- Required work: Please reproduce the data in its entirety, word for word.

——

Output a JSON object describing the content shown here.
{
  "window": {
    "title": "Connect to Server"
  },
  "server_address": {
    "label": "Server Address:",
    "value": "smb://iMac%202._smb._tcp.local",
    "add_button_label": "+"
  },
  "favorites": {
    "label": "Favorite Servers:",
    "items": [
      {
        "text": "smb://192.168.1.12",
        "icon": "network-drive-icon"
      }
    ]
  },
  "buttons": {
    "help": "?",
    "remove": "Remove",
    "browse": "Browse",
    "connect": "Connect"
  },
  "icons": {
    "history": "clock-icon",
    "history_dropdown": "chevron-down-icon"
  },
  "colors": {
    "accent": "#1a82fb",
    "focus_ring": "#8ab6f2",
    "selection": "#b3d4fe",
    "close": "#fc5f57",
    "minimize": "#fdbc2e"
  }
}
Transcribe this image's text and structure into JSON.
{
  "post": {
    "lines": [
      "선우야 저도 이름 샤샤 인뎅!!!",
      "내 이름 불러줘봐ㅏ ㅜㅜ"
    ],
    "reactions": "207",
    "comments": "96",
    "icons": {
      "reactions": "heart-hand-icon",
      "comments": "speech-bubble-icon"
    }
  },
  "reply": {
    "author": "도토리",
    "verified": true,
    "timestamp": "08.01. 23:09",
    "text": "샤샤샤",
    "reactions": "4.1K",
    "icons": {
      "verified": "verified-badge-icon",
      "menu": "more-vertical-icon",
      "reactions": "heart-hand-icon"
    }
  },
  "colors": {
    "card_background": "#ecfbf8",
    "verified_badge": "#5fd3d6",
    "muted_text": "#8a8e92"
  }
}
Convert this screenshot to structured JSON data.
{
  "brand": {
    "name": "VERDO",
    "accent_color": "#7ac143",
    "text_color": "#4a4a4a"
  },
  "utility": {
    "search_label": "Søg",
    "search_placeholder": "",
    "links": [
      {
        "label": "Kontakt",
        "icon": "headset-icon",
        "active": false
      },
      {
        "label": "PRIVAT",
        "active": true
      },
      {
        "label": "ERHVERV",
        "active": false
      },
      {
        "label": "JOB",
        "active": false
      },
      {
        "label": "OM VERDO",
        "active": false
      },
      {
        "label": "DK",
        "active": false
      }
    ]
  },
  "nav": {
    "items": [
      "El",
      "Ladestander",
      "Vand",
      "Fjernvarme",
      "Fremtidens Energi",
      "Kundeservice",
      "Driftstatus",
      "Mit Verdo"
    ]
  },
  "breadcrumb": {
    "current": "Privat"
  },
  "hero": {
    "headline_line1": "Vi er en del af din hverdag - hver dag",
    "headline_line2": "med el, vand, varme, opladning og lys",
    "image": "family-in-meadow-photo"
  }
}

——

- Answer box:
Output a JSON object describing the content shown here.
{
  "window": {
    "title": "Connect to Server"
  },
  "server_address": {
    "label": "Server Address:",
    "value": "smb://iMac%202._smb._tcp.local",
    "add_button_label": "+"
  },
  "favorites": {
    "label": "Favorite Servers:",
    "items": [
      {
        "text": "smb://192.168.1.12",
        "icon": "network-drive-icon"
      }
    ]
  },
  "buttons": {
    "help": "?",
    "remove": "Remove",
    "browse": "Browse",
    "connect": "Connect"
  },
  "icons": {
    "history": "clock-icon",
    "history_dropdown": "chevron-down-icon"
  },
  "colors": {
    "accent": "#1a82fb",
    "focus_ring": "#8ab6f2",
    "selection": "#b3d4fe",
    "close": "#fc5f57",
    "minimize": "#fdbc2e"
  }
}
Transcribe this image's text and structure into JSON.
{
  "post": {
    "lines": [
      "선우야 저도 이름 샤샤 인뎅!!!",
      "내 이름 불러줘봐ㅏ ㅜㅜ"
    ],
    "reactions": "207",
    "comments": "96",
    "icons": {
      "reactions": "heart-hand-icon",
      "comments": "speech-bubble-icon"
    }
  },
  "reply": {
    "author": "도토리",
    "verified": true,
    "timestamp": "08.01. 23:09",
    "text": "샤샤샤",
    "reactions": "4.1K",
    "icons": {
      "verified": "verified-badge-icon",
      "menu": "more-vertical-icon",
      "reactions": "heart-hand-icon"
    }
  },
  "colors": {
    "card_background": "#ecfbf8",
    "verified_badge": "#5fd3d6",
    "muted_text": "#8a8e92"
  }
}
Convert this screenshot to structured JSON data.
{
  "brand": {
    "name": "VERDO",
    "accent_color": "#7ac143",
    "text_color": "#4a4a4a"
  },
  "utility": {
    "search_label": "Søg",
    "search_placeholder": "",
    "links": [
      {
        "label": "Kontakt",
        "icon": "headset-icon",
        "active": false
      },
      {
        "label": "PRIVAT",
        "active": true
      },
      {
        "label": "ERHVERV",
        "active": false
      },
      {
        "label": "JOB",
        "active": false
      },
      {
        "label": "OM VERDO",
        "active": false
      },
      {
        "label": "DK",
        "active": false
      }
    ]
  },
  "nav": {
    "items": [
      "El",
      "Ladestander",
      "Vand",
      "Fjernvarme",
      "Fremtidens Energi",
      "Kundeservice",
      "Driftstatus",
      "Mit Verdo"
    ]
  },
  "breadcrumb": {
    "current": "Privat"
  },
  "hero": {
    "headline_line1": "Vi er en del af din hverdag - hver dag",
    "headline_line2": "med el, vand, varme, opladning og lys",
    "image": "family-in-meadow-photo"
  }
}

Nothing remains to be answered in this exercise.